In the early, online edition of the Proceedings of the National Academy of Sciences, the Johannes Gutenberg University's Joachim Burger and colleagues from Germany, the UK, the Netherlands, and Ukraine provide evidence pointing to relatively recent positive selection on various pigmentation features in Europeans. With the help of allele frequency estimates generated for in ancient European samples going back thousands of years as well as samples from present-day Ukrainian individuals, the researchers saw signs of selection across three genes with well-established roles in skin, hair, and eye pigmentation traits. "Our results provide direct evidence that strong selection favoring lighter skin, hair, and eye pigmentation has been operating in European populations over the last 5,000 [years]," they write.
A team from Michigan State University, the US Department of Energy's Joint Genome Institute, and the Lawrence Berkeley National Laboratory describe an approach for doing de novo assembly of large metagenomic sequence sets. The scheme relies on a combination of pre-assembly filtering methods known as digital normalization and partitioning, the study's authors say.
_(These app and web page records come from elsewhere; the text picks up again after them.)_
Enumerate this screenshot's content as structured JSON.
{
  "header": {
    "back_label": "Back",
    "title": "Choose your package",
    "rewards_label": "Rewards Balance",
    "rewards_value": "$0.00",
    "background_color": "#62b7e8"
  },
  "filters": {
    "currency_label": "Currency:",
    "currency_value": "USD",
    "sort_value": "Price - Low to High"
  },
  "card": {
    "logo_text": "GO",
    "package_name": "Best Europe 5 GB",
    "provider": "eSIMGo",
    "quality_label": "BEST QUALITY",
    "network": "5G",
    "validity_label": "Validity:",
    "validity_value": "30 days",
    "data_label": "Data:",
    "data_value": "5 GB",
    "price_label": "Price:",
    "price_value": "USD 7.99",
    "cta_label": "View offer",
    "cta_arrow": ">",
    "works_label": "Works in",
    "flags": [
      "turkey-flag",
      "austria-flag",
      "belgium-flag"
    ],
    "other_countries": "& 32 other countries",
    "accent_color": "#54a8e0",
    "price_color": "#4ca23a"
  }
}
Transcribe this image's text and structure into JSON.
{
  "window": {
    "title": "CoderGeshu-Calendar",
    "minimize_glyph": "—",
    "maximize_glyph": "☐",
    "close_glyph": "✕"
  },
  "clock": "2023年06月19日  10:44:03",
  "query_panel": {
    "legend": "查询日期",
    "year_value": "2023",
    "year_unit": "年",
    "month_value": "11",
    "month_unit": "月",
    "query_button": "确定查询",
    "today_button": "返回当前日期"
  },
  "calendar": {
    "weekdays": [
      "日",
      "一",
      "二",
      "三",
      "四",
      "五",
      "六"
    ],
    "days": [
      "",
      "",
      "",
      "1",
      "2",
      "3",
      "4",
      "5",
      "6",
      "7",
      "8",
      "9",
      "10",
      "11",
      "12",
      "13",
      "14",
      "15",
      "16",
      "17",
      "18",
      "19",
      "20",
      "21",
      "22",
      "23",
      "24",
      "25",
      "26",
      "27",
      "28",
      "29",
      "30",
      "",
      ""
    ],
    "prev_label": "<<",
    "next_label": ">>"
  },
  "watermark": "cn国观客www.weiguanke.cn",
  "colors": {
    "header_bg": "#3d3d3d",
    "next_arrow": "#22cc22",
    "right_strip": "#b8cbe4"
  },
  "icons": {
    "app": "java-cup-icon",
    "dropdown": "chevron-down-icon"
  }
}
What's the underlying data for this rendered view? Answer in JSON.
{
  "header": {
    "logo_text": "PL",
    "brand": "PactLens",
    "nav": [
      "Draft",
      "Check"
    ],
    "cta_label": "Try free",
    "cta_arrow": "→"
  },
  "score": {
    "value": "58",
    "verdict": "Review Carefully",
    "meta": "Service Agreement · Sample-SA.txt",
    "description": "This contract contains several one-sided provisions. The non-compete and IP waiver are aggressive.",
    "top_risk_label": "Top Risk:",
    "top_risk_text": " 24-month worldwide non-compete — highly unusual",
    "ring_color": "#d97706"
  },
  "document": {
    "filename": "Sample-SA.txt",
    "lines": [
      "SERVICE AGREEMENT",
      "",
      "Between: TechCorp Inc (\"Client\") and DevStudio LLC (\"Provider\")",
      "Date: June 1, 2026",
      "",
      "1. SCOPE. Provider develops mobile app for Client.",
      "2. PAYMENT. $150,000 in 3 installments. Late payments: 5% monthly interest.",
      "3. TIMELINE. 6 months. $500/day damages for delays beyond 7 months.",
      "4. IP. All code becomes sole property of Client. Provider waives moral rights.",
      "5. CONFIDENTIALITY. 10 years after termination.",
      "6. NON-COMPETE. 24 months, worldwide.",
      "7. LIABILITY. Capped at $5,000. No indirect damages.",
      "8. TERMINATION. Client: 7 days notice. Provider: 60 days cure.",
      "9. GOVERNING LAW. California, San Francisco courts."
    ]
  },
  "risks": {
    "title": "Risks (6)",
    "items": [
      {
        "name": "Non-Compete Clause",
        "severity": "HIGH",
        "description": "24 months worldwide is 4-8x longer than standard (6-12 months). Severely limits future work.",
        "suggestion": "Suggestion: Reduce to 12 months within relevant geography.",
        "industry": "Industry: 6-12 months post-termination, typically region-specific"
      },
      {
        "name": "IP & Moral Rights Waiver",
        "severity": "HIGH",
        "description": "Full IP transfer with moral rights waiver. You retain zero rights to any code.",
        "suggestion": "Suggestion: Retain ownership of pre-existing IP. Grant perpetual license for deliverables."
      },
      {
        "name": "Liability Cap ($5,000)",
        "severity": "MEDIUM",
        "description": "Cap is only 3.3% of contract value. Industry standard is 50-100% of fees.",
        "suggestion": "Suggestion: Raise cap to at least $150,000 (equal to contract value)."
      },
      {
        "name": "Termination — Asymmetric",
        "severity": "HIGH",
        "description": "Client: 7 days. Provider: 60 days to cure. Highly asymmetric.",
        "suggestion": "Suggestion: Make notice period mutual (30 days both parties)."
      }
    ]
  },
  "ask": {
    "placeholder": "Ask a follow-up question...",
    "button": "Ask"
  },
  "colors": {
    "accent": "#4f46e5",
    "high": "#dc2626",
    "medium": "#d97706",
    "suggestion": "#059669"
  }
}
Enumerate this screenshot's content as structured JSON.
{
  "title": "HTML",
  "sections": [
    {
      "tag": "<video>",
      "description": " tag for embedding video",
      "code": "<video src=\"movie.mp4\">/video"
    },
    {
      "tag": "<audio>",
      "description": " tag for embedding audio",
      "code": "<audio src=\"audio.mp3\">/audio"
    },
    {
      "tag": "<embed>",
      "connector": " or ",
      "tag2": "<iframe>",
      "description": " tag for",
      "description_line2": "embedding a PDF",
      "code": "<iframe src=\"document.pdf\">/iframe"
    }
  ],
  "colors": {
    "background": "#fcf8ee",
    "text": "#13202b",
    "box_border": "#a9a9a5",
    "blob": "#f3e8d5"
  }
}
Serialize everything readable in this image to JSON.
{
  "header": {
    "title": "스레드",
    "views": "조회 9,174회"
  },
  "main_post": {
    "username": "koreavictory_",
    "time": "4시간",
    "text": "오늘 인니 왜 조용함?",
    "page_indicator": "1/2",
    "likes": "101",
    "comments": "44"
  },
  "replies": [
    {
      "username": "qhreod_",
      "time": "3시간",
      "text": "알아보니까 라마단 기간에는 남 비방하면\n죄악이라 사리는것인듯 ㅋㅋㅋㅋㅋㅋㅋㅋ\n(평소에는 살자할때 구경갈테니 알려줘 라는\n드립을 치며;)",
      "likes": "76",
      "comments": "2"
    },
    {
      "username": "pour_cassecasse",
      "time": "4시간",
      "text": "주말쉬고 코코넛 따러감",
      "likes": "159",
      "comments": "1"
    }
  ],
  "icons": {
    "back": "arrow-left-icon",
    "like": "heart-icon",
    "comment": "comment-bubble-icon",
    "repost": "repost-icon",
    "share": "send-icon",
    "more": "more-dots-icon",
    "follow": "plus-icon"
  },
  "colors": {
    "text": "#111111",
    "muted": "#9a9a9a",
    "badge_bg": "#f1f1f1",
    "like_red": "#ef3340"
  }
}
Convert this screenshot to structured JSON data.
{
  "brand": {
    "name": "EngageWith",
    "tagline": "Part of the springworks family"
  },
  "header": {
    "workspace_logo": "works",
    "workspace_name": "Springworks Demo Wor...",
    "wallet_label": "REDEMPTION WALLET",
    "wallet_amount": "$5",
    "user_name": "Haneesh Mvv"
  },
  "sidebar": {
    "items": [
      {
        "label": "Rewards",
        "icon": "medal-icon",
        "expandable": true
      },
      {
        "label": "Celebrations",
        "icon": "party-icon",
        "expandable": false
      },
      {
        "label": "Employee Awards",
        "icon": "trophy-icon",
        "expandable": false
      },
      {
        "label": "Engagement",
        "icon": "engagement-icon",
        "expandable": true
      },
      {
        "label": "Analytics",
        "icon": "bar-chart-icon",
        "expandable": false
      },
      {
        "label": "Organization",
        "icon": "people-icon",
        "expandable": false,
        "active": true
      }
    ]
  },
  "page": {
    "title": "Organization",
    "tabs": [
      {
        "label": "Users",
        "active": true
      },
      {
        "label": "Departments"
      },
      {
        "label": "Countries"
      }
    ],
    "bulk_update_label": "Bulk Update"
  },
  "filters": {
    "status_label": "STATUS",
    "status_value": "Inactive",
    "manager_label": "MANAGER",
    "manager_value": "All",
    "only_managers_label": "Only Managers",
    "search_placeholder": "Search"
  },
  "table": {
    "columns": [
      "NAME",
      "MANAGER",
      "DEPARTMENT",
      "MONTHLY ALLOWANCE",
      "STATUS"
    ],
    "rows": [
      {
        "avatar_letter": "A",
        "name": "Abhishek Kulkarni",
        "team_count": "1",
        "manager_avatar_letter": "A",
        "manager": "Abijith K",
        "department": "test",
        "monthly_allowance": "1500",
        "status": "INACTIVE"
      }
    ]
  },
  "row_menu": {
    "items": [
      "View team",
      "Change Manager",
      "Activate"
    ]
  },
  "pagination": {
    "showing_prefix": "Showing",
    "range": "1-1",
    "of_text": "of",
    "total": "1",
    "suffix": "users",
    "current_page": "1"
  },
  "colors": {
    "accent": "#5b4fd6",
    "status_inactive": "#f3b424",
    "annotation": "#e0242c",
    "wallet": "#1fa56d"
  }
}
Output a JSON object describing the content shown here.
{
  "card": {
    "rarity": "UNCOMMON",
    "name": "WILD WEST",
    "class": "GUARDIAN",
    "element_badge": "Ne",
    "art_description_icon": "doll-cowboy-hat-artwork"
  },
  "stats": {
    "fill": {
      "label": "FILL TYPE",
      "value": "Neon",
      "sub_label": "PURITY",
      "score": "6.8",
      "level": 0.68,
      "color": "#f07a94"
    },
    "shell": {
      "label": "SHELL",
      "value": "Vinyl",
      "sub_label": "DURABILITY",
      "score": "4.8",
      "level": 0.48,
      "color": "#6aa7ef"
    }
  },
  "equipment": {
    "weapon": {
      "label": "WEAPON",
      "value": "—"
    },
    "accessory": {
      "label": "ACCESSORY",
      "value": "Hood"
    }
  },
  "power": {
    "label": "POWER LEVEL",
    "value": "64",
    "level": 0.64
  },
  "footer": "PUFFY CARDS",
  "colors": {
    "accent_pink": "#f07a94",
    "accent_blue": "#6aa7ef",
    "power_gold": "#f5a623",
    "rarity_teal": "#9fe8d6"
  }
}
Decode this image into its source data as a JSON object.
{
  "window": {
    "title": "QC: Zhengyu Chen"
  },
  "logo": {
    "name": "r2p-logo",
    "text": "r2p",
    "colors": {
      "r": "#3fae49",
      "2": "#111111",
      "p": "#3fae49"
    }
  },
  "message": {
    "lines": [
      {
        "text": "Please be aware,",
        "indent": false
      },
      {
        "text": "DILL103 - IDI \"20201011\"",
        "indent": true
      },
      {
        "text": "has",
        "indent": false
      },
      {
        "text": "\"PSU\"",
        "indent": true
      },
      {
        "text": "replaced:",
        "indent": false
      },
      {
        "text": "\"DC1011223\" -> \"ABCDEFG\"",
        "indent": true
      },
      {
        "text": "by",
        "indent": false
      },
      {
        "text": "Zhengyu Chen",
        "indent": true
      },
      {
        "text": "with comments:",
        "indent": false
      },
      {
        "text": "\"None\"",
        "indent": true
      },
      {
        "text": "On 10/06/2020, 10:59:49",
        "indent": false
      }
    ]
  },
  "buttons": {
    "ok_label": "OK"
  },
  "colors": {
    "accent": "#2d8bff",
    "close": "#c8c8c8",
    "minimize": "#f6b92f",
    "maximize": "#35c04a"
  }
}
In their proof-of-principle analyses, they applied the approach to metagenome sequences from a simulated human gut microbiome as well as data from two massive soil metagenomes representing samples taken in an Iowa cornfield and a native prairie soil site. But while the methods made it possible to see a slew of molecular and metabolic interactions, the team notes that many predicted proteins and metagenome sequences still eluded annotation and assembly attempts.
Researchers from France and the US discuss efforts to generate Drosophila fruit flies with mosaic genomes comprised of sequences that are carefully selected and controlled. The group spanned several approaches that are currently being pursued in this model organism, including their own twin-spot generator, or TSG, method for labeling cells that have undergone inter-chromosomal recombination. "Our laboratory has been intimately involved in the development of methods that facilitate the creation of genetic mosaics in Drosophila," the team notes. "[W]e review our contributions to the development of this field and discuss a number of approaches that will improve further the tool kit for generating mosaic animals."